» ASSIGNMENT
Output the records, every one, exactly as given.

____________________

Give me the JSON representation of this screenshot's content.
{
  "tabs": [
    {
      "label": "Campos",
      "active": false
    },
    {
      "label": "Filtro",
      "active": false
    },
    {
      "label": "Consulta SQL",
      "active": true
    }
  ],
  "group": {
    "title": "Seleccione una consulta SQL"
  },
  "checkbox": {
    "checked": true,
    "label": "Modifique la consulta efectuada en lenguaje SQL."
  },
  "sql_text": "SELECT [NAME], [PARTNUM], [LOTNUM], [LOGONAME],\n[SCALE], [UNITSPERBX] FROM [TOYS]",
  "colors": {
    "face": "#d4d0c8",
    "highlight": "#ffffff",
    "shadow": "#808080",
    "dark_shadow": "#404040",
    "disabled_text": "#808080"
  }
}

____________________

» SOLUTION FOR THIS TASK
Give me the JSON representation of this screenshot's content.
{
  "tabs": [
    {
      "label": "Campos",
      "active": false
    },
    {
      "label": "Filtro",
      "active": false
    },
    {
      "label": "Consulta SQL",
      "active": true
    }
  ],
  "group": {
    "title": "Seleccione una consulta SQL"
  },
  "checkbox": {
    "checked": true,
    "label": "Modifique la consulta efectuada en lenguaje SQL."
  },
  "sql_text": "SELECT [NAME], [PARTNUM], [LOTNUM], [LOGONAME],\n[SCALE], [UNITSPERBX] FROM [TOYS]",
  "colors": {
    "face": "#d4d0c8",
    "highlight": "#ffffff",
    "shadow": "#808080",
    "dark_shadow": "#404040",
    "disabled_text": "#808080"
  }
}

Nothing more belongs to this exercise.